Art is all around us in California—whether it’s whizzing by on the side of a city bus or brightening the facade of a once-dingy building.
Thanks to new technology and increased support for unconventional public art, more people have more access to music, visual art, and theater than ever before. In communities like Fresno and Merced, for example, art hop events draw huge crowds eager for both an aesthetic experience and community. In advance of the Zócalo/James Irvine Foundation event in Fresno, “Where Does Art Reach Us?”, we asked local art aficionados the following question: What’s your favorite non-traditional place in the Central Valley to experience art?
I enjoy experiencing art in downtown Fresno, which is currently being transformed by both urban redevelopment and new art venues. Take a stroll through Fulton Mall and the pedestrian pathway will take you past bronze statues by both a local artist (Clement Renzi) and a world-famous one (Auguste Renoir). When I traverse the mall, I enjoy the juxtaposition of these older artworks alongside new art galleries, studios, and contemporary public art.
I especially look for mural art, which is thriving in several areas of our city due to the artistic vision and energy of young artists. I deliberately take routes that allow me to pass by the colorful murals adorning the walls of downtown buildings. These murals vary in style—from graffiti-inspired works to those in the tradition of Diego Rivera. I love checking the progress of murals as they are being created. I’ll occasionally stop and talk to the artists, some of whom have been my students at Fresno City College.
Fresno has been enlivened by neighborhoods where artists and art thrive. Public art adds character and content to streets that are otherwise generic and bland. The creative intervention of artists to improve this city encourages and inspires me as I move through Fresno.
Susana Sosa is an art history instructor at Fresno City College.
Art, for me, happens above 10,000 feet. There, I find it in the purest sense: mostly rock, a few alpine meadows, brilliant blue lakes, magnificent glacial carved peaks, and sparkling streams, all dotted with a few snow-bent pines. Add to that a slight Sierra breeze, the feel of granite rock, and millions of stars at night in an indigo sky. I remember several glorious days in the High Sierra. I took a celebratory dip in the icy lake; evenings, I watched as alpenglow colored the peaks from gray to orange to bright pink, and back again. (Later, I painted that memory.)

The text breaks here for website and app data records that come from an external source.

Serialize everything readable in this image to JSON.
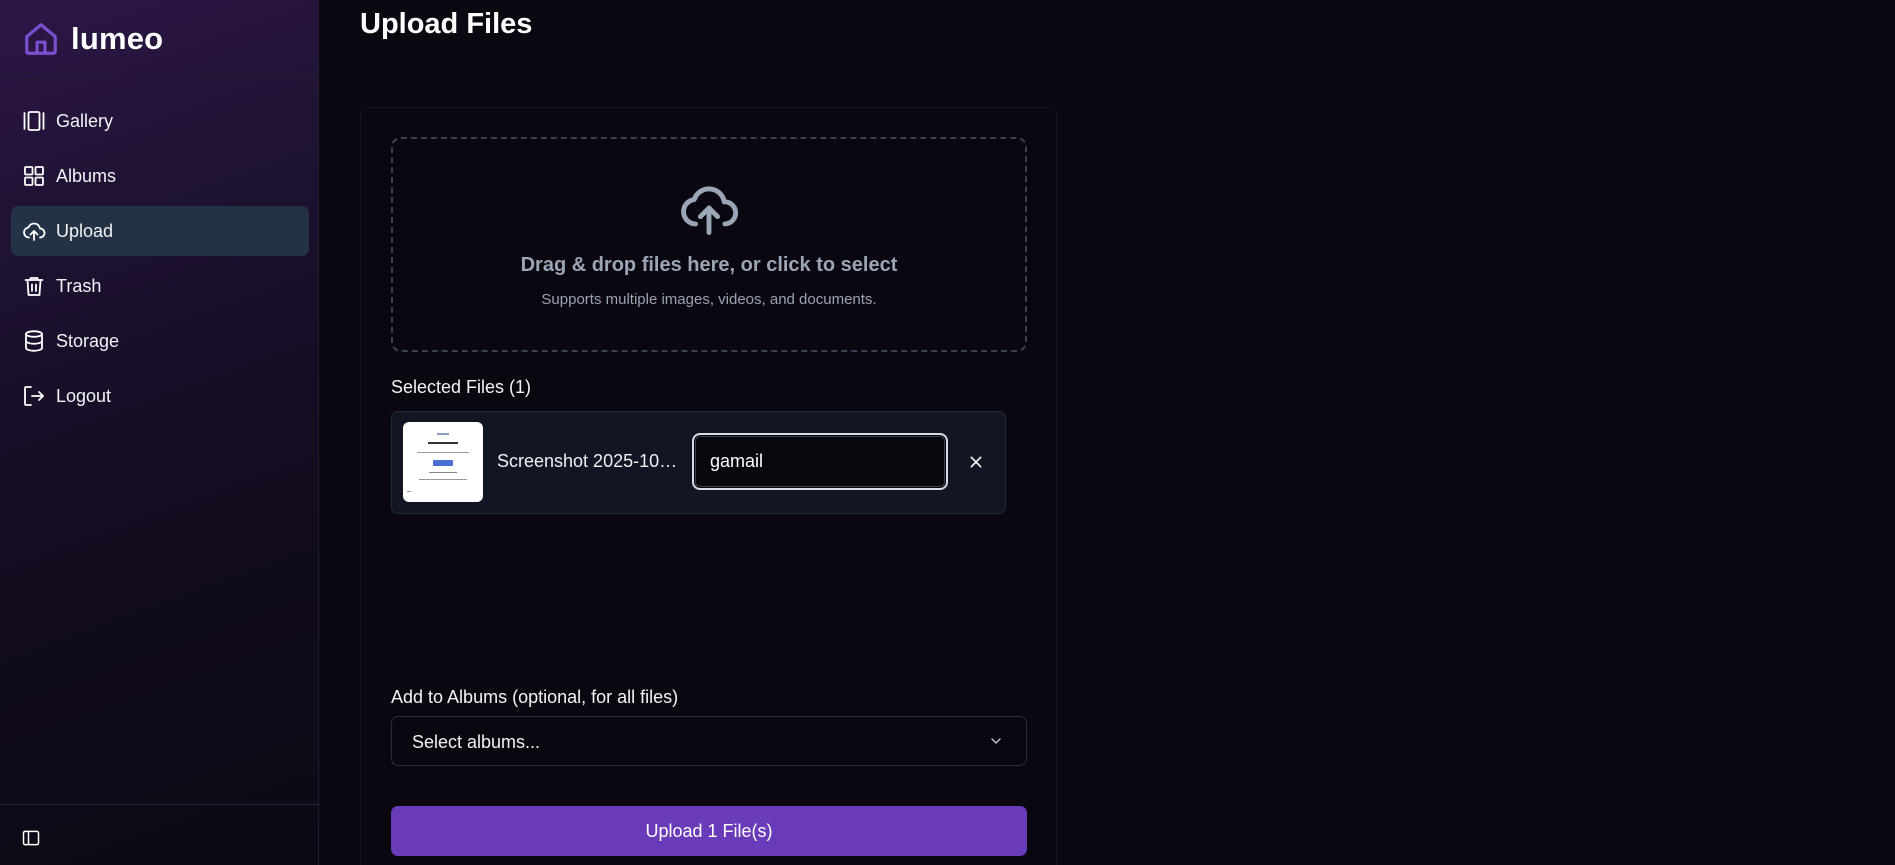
{
  "app": {
    "name": "lumeo",
    "logo_icon": "home-icon"
  },
  "colors": {
    "accent": "#6a3bb8",
    "active_nav_bg": "#243246",
    "logo": "#7a4fd0"
  },
  "sidebar": {
    "items": [
      {
        "label": "Gallery",
        "icon": "gallery-icon",
        "active": false
      },
      {
        "label": "Albums",
        "icon": "grid-icon",
        "active": false
      },
      {
        "label": "Upload",
        "icon": "cloud-upload-icon",
        "active": true
      },
      {
        "label": "Trash",
        "icon": "trash-icon",
        "active": false
      },
      {
        "label": "Storage",
        "icon": "database-icon",
        "active": false
      },
      {
        "label": "Logout",
        "icon": "logout-icon",
        "active": false
      }
    ],
    "footer_icon": "sidebar-toggle-icon"
  },
  "main": {
    "title": "Upload Files",
    "dropzone": {
      "title": "Drag & drop files here, or click to select",
      "subtitle": "Supports multiple images, videos, and documents."
    },
    "selected_files": {
      "label": "Selected Files (1)",
      "files": [
        {
          "name": "Screenshot 2025-10-…",
          "rename_value": "gamail"
        }
      ]
    },
    "albums": {
      "label": "Add to Albums (optional, for all files)",
      "placeholder": "Select albums..."
    },
    "upload_button": "Upload 1 File(s)"
  }
}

Heather Anderson is an artist, former educator, and environmentalist who paints about what she works to protect.
I love museums and galleries, but natural or outdoor art (sculptures, parks, ruins, and murals) move me most. In Fresno, the non-traditional place where I enjoy art most has gorgeous, red brick buildings and a library with high ceilings, pillars, and large, old wood desks. It has fountains and plenty of green trees. The place is Fresno City College.
City, as it is known in Fresno, is the oldest two-year college in the entire state and the second-oldest in the country. The architecture is art in and of itself. You would be hard pressed to find such beautiful, massive red brick buildings anywhere in California’s Central Valley. Fresno City College houses the Art Space Gallery, first-rate dance, art, poetry, and theater arts faculty and students, murals and sculptures, stunning courtyards inside the two-story Historic Old Administration Building, and the Gary Soto Literary Museum. Full disclosure: I have taught at Fresno City College since 1997. It is where dreams become reality. It is where I have looked out my office window for years and gained inspiration for poems. It is a place where poetry, music, and art flourish year after year, transforming people’s lives one beautiful vision at a time.
Lee Herrick is the author of Gardening Secrets of the Dead and This Many Miles from Desire. His poems and essays have appeared in The Bloomsbury Review, Highway 99: A Literary Journey Through California’s Great Central Valley, second edition, and Indivisible: Poems of Social Justice, among others. He lives in Fresno, California and teaches at Fresno City College and in the low-residency MFA Program at Sierra Nevada College.
My favorite non-traditional place to experience art in the Central Valley is in the rehearsals of any one of our numerous school, church, and community choirs. Choruses are the ultimate democratic artistic experience. The choruses in the Central Valley welcome singers of a variety of ages, backgrounds, training, and wealth. After all, everyone sings. The experience is so powerful that the group literally breathes together!
Anna Hamre is the director of choral activities at Fresno State University and the artistic director of the Fresno Community Chorus Master Chorale. These groups frequently collaborate with other ensembles, including the Fresno Philharmonic Orchestra.